§ PROBLEM REQUIREMENTS: Repeat the following entries exactly, excluding pictures.

Dataset rows for apps and sites
——————————
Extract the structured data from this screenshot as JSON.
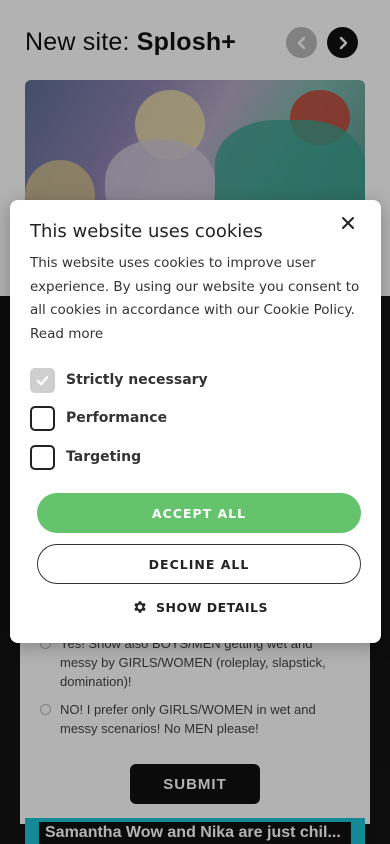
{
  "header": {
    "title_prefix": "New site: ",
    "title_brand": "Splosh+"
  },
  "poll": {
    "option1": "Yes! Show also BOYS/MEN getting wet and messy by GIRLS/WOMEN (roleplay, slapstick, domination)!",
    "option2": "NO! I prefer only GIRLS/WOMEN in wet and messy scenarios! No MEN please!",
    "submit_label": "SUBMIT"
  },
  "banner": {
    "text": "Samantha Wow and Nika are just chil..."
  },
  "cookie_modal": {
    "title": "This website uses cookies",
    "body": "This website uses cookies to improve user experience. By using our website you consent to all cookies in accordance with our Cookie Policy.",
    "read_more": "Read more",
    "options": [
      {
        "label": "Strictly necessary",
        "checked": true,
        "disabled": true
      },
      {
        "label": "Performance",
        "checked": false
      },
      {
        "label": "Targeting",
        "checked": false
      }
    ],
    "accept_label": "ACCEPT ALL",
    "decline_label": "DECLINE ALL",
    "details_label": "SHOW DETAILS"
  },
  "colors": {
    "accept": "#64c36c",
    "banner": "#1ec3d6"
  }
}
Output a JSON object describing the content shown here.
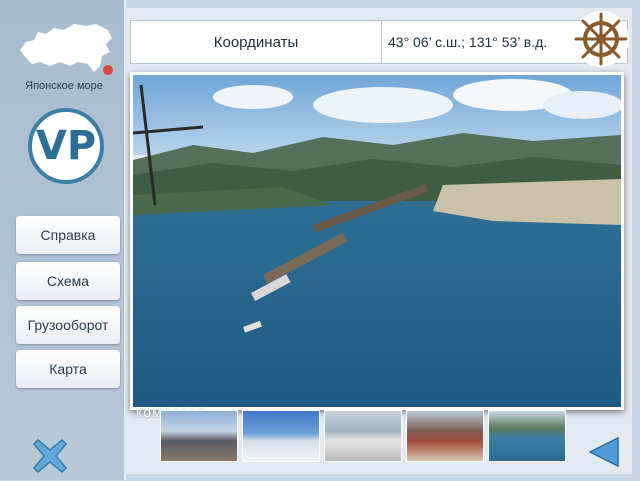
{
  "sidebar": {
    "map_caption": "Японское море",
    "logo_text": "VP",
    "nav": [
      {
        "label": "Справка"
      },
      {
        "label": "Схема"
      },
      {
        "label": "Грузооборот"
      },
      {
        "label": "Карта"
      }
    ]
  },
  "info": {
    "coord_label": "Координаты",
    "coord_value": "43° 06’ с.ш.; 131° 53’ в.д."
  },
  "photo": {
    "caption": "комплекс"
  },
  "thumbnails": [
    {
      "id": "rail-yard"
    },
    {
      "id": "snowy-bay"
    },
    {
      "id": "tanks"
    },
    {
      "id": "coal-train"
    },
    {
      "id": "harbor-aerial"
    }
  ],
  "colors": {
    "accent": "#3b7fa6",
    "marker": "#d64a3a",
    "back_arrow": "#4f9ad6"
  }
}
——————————
§ EXPECTED OUTPUT:
Extract the structured data from this screenshot as JSON.
{
  "header": {
    "title_prefix": "New site: ",
    "title_brand": "Splosh+"
  },
  "poll": {
    "option1": "Yes! Show also BOYS/MEN getting wet and messy by GIRLS/WOMEN (roleplay, slapstick, domination)!",
    "option2": "NO! I prefer only GIRLS/WOMEN in wet and messy scenarios! No MEN please!",
    "submit_label": "SUBMIT"
  },
  "banner": {
    "text": "Samantha Wow and Nika are just chil..."
  },
  "cookie_modal": {
    "title": "This website uses cookies",
    "body": "This website uses cookies to improve user experience. By using our website you consent to all cookies in accordance with our Cookie Policy.",
    "read_more": "Read more",
    "options": [
      {
        "label": "Strictly necessary",
        "checked": true,
        "disabled": true
      },
      {
        "label": "Performance",
        "checked": false
      },
      {
        "label": "Targeting",
        "checked": false
      }
    ],
    "accept_label": "ACCEPT ALL",
    "decline_label": "DECLINE ALL",
    "details_label": "SHOW DETAILS"
  },
  "colors": {
    "accept": "#64c36c",
    "banner": "#1ec3d6"
  }
}
Output a JSON object describing the content shown here.
{
  "sidebar": {
    "map_caption": "Японское море",
    "logo_text": "VP",
    "nav": [
      {
        "label": "Справка"
      },
      {
        "label": "Схема"
      },
      {
        "label": "Грузооборот"
      },
      {
        "label": "Карта"
      }
    ]
  },
  "info": {
    "coord_label": "Координаты",
    "coord_value": "43° 06’ с.ш.; 131° 53’ в.д."
  },
  "photo": {
    "caption": "комплекс"
  },
  "thumbnails": [
    {
      "id": "rail-yard"
    },
    {
      "id": "snowy-bay"
    },
    {
      "id": "tanks"
    },
    {
      "id": "coal-train"
    },
    {
      "id": "harbor-aerial"
    }
  ],
  "colors": {
    "accent": "#3b7fa6",
    "marker": "#d64a3a",
    "back_arrow": "#4f9ad6"
  }
}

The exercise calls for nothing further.